__Problem__. Line count for "Tree": say how many lines of the data contain it, with no other text.

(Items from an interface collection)
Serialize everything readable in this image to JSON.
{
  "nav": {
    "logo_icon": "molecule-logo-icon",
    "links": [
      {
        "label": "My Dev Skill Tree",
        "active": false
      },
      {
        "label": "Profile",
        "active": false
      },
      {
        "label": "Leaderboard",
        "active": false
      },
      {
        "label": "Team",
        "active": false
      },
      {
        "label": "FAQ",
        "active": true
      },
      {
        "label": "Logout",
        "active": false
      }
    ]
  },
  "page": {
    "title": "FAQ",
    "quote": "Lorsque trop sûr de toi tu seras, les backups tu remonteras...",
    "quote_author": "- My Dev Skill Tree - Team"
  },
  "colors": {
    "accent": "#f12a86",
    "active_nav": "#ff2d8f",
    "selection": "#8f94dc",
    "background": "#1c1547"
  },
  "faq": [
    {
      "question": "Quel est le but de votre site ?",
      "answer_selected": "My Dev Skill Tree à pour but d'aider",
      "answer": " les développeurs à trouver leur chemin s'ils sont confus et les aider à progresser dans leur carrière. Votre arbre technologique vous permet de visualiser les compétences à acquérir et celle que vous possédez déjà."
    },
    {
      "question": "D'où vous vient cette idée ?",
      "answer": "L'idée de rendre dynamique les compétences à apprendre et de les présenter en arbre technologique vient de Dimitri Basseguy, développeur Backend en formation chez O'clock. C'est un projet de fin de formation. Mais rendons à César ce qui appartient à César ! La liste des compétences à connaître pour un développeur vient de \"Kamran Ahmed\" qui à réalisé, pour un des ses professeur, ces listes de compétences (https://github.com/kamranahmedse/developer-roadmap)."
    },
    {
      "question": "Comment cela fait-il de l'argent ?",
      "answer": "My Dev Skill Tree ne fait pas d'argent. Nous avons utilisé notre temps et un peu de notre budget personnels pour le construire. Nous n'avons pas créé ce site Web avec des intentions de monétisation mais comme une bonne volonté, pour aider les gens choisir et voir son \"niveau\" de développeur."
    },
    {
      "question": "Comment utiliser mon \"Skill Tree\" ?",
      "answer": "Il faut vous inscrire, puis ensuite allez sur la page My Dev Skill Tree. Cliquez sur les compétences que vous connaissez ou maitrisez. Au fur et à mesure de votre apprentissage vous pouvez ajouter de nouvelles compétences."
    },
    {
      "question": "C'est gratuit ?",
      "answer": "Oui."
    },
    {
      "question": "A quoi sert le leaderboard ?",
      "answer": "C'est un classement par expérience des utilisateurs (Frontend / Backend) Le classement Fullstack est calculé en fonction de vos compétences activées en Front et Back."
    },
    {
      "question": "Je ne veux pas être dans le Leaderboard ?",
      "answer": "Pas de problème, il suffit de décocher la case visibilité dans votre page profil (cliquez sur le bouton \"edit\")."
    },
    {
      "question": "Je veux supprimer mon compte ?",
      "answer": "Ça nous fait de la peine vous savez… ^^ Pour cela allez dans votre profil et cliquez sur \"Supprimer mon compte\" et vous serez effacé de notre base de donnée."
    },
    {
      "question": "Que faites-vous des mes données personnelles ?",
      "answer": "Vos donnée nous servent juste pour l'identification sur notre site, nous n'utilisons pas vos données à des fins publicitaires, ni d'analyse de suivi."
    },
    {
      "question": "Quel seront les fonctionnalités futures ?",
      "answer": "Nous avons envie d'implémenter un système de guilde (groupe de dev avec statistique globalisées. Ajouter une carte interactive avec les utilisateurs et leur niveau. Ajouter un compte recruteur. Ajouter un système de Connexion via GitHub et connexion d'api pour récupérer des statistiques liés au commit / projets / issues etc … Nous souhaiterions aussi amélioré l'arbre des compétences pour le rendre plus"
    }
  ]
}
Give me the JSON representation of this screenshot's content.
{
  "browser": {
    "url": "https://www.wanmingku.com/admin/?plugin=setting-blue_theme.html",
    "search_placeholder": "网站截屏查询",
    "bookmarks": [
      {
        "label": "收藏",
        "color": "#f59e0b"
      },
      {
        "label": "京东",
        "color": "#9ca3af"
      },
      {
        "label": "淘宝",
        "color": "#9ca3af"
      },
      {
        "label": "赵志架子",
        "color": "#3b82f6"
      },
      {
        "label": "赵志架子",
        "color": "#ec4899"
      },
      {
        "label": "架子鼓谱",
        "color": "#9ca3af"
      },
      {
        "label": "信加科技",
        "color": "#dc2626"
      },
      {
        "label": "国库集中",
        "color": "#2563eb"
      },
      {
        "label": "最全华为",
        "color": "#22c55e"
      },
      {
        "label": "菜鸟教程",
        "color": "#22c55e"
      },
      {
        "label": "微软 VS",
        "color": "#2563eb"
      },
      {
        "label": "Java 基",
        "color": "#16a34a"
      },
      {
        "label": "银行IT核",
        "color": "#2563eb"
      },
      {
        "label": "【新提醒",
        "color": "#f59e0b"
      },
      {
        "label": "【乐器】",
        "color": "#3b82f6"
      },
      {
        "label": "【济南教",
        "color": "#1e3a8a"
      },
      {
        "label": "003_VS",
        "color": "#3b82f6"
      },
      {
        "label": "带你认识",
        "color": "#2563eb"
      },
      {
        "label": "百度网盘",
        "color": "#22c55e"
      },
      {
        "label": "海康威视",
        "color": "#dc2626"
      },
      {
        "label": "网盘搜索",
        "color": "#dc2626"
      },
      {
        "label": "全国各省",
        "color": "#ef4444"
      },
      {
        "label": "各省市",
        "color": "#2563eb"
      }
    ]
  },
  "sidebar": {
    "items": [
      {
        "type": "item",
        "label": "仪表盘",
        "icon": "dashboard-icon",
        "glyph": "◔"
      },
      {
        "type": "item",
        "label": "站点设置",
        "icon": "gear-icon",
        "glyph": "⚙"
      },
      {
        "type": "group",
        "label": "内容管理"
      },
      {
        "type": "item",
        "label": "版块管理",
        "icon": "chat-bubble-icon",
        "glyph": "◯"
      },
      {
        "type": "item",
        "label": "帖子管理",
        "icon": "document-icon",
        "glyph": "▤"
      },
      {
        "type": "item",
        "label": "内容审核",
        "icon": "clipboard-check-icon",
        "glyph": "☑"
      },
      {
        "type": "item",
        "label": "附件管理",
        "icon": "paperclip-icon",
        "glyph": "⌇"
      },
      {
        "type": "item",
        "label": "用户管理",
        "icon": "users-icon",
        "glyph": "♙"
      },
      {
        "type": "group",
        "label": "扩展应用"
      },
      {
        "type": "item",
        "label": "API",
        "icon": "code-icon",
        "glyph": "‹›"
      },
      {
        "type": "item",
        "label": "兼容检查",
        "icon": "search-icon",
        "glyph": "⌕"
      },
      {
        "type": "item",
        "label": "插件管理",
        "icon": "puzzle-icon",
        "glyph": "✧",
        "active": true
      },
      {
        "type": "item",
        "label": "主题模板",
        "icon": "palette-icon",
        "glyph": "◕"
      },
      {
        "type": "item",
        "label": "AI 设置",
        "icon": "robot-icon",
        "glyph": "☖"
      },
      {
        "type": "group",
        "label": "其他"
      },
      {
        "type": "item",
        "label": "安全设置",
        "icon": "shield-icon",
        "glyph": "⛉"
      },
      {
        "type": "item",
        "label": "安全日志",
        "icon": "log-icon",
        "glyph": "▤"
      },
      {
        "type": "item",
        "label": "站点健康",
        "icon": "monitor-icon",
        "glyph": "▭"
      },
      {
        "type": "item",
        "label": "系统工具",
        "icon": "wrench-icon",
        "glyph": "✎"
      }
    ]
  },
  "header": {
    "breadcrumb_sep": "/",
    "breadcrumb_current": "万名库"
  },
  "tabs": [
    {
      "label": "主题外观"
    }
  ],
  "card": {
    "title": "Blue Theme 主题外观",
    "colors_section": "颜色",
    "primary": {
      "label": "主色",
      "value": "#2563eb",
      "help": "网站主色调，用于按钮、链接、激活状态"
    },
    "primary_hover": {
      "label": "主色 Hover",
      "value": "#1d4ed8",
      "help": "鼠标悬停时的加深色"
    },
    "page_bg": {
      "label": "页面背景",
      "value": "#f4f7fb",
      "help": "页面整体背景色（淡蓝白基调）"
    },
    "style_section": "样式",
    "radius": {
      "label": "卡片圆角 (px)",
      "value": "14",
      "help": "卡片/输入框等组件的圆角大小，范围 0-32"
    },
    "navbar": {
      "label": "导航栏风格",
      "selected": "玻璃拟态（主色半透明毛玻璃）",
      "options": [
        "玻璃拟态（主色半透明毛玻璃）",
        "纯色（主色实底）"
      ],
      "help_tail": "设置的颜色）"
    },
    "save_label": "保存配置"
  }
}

__Answer space__. 6